#### DATA TO USE ####

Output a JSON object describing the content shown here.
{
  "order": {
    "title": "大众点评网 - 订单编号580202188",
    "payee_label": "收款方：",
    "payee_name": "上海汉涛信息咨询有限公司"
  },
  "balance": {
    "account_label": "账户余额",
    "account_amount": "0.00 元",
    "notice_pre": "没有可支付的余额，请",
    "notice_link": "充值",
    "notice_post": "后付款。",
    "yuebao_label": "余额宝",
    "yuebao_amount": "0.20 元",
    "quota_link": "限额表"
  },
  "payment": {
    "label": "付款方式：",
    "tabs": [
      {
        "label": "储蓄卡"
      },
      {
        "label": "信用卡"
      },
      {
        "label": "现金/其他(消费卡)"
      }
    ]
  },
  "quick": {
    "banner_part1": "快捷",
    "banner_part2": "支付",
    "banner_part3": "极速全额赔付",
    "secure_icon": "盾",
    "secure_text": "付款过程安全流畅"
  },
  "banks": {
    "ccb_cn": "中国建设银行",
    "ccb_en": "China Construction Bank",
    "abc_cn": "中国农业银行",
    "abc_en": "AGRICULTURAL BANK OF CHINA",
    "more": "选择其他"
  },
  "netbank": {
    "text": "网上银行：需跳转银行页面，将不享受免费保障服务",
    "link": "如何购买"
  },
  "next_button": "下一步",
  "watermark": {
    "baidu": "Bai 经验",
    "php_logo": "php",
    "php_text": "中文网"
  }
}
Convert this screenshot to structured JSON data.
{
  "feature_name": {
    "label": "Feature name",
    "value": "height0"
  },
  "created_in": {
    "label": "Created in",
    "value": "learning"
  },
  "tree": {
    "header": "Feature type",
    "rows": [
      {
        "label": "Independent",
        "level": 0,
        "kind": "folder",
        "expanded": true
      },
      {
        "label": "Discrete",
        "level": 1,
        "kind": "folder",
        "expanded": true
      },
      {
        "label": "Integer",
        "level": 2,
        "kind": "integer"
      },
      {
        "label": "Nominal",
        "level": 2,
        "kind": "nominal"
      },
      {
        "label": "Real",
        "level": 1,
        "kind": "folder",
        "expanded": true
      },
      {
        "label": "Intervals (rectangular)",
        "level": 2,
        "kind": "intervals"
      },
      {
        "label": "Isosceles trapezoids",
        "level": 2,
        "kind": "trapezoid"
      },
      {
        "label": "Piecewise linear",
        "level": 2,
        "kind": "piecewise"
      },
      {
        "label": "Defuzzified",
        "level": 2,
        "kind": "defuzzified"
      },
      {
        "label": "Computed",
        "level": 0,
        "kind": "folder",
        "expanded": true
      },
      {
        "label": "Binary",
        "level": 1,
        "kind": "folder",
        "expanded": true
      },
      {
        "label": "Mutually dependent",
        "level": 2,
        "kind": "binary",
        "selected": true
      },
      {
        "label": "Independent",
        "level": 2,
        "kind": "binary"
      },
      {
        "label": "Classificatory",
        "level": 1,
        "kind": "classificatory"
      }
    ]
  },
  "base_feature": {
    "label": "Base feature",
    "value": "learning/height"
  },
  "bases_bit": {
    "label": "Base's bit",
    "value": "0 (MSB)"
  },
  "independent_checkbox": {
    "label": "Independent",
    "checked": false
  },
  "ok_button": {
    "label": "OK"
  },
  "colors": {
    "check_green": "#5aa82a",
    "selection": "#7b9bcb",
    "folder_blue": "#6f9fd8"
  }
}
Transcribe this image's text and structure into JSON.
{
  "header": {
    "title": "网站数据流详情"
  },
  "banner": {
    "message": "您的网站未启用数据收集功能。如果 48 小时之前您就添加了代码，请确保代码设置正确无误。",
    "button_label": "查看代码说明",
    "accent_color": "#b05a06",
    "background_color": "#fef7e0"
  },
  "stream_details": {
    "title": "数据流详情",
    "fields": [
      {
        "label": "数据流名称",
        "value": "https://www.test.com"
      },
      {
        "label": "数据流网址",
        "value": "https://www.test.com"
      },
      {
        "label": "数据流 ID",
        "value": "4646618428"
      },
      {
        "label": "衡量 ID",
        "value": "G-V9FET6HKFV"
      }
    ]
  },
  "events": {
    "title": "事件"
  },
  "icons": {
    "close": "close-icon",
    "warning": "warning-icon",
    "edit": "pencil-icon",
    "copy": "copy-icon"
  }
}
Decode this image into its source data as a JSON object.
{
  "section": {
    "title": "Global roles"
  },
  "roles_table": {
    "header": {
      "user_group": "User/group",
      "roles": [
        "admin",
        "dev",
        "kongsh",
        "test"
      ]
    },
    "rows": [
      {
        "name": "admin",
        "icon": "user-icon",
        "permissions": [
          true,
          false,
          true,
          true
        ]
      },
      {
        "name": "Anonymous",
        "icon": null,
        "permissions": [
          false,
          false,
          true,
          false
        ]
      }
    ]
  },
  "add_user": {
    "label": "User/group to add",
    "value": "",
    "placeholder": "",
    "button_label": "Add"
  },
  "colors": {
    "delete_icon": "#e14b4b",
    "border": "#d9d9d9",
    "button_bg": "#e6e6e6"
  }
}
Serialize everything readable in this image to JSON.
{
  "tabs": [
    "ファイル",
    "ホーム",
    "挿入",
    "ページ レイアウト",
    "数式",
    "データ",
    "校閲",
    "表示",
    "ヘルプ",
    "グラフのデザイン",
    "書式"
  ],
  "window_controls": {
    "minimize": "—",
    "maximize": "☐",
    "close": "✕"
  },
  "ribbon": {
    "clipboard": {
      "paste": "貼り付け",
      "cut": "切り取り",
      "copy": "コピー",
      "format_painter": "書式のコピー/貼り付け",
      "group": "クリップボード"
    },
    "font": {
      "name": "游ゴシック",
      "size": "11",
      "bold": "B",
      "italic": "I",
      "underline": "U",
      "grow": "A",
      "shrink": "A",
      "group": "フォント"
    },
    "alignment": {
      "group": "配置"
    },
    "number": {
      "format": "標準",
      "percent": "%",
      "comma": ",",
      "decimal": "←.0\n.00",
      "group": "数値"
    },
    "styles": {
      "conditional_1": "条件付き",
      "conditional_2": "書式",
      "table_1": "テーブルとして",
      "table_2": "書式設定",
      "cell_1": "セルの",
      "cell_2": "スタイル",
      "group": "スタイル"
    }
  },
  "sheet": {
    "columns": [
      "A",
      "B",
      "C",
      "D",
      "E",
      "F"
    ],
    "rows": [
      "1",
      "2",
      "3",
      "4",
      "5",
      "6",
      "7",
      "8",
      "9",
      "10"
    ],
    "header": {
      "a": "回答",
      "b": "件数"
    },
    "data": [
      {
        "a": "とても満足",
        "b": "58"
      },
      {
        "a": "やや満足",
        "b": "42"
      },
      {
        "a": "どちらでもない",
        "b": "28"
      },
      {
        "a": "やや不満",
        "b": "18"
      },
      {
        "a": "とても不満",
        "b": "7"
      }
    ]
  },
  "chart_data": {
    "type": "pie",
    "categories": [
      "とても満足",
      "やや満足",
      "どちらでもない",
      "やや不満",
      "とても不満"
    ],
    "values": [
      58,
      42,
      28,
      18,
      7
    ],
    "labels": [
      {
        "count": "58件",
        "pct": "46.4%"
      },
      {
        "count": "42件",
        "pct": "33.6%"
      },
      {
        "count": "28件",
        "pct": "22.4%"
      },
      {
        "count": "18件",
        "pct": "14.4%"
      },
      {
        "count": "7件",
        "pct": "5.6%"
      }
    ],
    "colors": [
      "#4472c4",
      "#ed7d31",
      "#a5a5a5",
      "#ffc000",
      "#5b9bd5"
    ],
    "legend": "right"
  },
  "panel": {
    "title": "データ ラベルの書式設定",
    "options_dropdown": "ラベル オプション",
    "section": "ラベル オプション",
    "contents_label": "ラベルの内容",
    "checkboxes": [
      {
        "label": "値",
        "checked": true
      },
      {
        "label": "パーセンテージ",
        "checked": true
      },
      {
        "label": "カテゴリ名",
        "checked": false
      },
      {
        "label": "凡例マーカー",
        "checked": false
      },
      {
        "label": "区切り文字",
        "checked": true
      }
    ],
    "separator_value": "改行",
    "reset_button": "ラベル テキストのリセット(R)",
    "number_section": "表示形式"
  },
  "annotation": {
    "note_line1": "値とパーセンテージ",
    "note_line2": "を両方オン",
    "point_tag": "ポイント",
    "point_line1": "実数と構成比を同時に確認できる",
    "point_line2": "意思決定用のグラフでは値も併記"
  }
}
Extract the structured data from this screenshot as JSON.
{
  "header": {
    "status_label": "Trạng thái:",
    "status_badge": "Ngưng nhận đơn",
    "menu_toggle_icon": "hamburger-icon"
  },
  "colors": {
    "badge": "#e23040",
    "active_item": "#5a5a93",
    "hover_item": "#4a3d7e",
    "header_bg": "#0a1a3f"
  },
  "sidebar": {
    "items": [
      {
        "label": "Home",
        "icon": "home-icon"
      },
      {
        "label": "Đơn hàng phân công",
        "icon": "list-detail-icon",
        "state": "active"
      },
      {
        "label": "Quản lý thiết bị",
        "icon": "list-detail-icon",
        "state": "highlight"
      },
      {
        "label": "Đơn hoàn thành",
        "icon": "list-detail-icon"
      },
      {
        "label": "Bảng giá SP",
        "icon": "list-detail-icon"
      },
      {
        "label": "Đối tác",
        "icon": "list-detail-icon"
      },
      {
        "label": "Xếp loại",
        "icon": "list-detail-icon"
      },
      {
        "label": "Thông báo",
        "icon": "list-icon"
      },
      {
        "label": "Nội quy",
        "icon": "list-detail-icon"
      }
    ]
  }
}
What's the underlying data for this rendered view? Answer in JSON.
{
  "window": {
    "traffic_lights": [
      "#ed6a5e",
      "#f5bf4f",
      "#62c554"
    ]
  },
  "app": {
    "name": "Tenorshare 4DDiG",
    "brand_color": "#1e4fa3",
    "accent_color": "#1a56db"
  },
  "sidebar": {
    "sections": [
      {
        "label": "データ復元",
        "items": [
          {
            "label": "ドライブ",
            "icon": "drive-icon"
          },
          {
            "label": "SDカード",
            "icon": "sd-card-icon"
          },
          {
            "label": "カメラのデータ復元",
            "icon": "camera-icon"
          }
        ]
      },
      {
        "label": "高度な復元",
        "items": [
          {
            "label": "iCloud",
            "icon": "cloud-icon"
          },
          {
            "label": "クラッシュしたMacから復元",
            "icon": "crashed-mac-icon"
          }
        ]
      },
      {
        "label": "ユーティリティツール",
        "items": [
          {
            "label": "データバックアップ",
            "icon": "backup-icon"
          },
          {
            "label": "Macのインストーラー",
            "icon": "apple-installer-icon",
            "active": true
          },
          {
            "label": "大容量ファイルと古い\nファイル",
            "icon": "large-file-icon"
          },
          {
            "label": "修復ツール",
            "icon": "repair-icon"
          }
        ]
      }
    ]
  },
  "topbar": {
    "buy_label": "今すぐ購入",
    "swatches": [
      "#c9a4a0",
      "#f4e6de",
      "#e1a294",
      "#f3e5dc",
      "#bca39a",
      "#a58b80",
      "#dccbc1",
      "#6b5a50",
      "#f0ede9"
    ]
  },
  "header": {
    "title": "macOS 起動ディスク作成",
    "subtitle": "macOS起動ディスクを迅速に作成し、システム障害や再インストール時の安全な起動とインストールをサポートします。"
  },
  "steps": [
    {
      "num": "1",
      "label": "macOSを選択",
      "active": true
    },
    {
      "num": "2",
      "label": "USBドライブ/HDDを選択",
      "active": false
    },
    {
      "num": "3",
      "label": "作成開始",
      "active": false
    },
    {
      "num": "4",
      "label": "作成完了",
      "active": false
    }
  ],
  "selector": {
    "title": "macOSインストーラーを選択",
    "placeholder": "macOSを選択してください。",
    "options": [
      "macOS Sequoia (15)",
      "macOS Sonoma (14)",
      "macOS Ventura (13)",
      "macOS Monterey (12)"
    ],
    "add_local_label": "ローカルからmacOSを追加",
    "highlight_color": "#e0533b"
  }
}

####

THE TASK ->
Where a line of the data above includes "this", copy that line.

RESULT OF THE EXERCISE ->
Convert this screenshot to structured JSON data.
Transcribe this image's text and structure into JSON.
Decode this image into its source data as a JSON object.
Serialize everything readable in this image to JSON.
Extract the structured data from this screenshot as JSON.
What's the underlying data for this rendered view? Answer in JSON.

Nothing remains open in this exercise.